* What you have to do *
What lines in the material hold the string "screenshot"? Copy out each of them.

------------------------------------------------------------------------

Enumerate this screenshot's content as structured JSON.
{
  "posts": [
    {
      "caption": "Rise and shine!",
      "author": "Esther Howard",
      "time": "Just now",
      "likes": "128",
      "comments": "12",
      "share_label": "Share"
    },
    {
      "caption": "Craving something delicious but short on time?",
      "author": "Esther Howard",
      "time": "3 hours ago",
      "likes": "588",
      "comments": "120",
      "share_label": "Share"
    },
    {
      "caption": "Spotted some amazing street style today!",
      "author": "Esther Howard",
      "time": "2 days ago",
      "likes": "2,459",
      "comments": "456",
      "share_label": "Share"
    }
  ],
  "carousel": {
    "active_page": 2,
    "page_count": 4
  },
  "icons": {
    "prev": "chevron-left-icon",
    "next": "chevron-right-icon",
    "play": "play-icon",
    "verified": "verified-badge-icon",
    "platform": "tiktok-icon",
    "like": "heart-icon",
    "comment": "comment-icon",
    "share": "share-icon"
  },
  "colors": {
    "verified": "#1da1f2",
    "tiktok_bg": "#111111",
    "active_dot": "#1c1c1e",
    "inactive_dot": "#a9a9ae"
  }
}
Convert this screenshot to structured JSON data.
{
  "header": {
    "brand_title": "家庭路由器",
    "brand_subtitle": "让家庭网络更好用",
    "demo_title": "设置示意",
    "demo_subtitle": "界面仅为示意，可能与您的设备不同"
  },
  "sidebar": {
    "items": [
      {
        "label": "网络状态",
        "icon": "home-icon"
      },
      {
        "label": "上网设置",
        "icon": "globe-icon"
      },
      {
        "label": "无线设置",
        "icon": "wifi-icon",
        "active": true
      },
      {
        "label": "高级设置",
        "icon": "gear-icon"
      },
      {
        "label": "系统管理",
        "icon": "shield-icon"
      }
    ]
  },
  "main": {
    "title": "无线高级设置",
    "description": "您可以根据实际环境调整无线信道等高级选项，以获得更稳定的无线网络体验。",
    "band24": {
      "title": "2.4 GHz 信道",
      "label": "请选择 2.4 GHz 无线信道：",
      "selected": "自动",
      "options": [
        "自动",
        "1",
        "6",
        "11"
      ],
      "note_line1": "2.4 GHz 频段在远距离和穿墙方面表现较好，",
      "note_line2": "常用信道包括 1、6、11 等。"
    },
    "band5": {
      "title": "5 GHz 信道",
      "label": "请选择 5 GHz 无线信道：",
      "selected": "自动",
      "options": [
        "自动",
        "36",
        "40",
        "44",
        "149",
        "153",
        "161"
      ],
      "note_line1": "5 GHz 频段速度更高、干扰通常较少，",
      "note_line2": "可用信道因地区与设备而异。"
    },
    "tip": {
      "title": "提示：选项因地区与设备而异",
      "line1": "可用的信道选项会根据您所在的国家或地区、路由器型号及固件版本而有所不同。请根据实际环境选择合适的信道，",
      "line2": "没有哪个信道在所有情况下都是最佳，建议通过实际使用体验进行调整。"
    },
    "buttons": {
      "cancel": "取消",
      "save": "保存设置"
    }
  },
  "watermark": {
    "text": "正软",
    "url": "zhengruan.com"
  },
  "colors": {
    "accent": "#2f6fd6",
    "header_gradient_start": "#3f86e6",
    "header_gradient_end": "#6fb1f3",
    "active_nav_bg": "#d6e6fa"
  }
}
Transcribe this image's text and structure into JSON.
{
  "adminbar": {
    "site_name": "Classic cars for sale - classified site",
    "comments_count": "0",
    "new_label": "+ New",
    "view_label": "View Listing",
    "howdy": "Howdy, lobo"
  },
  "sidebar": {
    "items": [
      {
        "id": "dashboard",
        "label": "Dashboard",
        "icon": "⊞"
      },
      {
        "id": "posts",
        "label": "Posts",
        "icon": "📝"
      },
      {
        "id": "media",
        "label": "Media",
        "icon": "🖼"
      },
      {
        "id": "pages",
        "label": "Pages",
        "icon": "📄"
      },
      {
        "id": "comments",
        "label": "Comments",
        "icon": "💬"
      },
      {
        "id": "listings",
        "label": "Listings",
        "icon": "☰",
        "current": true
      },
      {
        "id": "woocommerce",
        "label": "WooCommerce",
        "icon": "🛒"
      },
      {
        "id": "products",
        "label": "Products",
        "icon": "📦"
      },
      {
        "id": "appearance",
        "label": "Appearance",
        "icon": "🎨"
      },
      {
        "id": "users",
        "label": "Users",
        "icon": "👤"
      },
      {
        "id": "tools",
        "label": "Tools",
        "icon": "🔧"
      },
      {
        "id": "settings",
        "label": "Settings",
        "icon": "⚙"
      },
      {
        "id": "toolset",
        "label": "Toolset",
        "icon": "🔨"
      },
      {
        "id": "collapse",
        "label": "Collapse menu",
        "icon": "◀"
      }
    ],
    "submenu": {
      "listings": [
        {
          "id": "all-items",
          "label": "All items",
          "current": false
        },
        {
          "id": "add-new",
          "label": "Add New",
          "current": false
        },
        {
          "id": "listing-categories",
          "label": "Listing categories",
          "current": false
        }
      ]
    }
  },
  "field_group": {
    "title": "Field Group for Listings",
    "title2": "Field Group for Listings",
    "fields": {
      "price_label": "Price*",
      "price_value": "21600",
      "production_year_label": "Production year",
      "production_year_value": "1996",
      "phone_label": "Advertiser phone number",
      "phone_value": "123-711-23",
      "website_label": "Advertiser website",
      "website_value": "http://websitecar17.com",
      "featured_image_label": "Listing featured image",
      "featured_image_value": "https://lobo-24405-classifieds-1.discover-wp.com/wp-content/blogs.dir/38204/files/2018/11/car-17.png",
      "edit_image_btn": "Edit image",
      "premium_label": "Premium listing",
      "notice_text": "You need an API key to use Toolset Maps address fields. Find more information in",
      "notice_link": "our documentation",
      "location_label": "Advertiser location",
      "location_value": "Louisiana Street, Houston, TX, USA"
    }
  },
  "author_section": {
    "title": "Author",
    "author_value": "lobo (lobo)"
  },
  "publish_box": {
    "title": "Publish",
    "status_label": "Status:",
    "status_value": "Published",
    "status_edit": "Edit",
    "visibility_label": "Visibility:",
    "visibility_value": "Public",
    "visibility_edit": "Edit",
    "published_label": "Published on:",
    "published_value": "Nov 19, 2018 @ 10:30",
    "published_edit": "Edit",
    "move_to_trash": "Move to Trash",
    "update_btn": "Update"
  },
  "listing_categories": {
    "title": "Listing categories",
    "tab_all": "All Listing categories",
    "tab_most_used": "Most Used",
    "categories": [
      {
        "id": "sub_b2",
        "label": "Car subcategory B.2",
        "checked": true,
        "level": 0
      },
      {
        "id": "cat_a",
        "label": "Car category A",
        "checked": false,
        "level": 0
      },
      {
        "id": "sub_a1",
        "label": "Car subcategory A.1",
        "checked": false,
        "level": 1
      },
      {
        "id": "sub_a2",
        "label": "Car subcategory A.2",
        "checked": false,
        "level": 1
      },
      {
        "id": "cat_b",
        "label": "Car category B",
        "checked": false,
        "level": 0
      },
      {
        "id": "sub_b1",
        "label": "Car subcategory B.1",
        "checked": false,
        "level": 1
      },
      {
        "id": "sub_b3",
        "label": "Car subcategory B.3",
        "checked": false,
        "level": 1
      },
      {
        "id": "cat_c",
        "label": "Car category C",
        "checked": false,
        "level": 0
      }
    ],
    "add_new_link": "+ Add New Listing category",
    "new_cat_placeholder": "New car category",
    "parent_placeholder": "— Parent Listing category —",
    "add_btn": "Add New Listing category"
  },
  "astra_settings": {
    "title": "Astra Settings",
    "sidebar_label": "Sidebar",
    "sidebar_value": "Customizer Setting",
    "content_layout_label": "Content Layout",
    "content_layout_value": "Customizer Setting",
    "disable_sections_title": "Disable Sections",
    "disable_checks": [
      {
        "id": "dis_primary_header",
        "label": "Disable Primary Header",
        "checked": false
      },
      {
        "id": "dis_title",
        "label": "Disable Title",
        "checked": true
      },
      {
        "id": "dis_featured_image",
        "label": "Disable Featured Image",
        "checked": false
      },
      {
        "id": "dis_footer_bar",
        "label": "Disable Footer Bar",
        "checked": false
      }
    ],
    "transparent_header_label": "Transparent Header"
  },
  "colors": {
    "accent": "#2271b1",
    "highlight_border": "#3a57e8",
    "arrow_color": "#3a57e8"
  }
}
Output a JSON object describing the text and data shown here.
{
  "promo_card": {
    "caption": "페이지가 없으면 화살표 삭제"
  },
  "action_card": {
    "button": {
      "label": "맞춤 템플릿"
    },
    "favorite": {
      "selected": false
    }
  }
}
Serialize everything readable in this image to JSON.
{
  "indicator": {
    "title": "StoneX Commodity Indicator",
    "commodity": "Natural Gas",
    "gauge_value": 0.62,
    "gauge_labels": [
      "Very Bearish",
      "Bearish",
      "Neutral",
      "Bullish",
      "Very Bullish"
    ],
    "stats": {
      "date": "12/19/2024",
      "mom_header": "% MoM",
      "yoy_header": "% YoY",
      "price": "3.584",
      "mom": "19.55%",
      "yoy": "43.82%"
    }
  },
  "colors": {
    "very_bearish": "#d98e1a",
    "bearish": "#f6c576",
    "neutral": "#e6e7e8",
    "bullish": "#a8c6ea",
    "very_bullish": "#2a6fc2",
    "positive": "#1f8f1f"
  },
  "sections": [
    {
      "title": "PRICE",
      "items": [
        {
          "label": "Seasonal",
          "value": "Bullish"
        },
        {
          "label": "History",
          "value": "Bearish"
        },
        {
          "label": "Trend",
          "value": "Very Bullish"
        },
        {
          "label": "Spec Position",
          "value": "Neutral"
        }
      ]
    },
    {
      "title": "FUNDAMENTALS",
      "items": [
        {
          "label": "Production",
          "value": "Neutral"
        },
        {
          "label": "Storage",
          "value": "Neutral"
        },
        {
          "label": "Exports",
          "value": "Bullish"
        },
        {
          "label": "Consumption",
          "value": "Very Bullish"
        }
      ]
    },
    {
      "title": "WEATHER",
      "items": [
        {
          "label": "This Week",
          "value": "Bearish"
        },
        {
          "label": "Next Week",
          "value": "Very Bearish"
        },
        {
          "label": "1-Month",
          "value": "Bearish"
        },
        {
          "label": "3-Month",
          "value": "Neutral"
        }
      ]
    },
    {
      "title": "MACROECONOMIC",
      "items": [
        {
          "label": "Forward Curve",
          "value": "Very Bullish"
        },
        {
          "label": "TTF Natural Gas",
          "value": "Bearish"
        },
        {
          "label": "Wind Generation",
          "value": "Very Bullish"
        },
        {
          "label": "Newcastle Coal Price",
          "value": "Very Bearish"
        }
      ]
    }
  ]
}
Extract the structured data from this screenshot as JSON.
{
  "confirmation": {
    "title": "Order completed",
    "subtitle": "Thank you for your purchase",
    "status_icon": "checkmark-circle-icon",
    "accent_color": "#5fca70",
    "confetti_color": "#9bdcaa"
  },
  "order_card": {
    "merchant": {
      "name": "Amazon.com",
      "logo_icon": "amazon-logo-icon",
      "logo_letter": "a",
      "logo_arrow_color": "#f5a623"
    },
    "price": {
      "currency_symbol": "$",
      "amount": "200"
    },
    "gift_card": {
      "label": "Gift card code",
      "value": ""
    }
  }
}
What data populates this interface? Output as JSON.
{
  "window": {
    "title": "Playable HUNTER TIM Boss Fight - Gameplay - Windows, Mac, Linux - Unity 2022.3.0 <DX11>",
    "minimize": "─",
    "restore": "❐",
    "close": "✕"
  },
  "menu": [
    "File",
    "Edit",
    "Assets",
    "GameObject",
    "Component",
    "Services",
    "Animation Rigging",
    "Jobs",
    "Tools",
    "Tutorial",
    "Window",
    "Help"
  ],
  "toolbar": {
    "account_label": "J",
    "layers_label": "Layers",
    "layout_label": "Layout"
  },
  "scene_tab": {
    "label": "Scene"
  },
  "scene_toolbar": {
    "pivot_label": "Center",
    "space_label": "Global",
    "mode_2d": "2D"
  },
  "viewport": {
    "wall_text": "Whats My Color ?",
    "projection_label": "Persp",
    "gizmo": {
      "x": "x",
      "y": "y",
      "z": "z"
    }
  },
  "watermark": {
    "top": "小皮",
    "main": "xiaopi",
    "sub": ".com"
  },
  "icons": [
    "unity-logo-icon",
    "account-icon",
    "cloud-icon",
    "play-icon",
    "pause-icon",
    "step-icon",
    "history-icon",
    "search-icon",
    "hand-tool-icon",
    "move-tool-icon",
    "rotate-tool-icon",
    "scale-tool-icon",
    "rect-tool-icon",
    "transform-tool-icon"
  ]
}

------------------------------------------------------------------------

* Task output *
Enumerate this screenshot's content as structured JSON.
Convert this screenshot to structured JSON data.
Extract the structured data from this screenshot as JSON.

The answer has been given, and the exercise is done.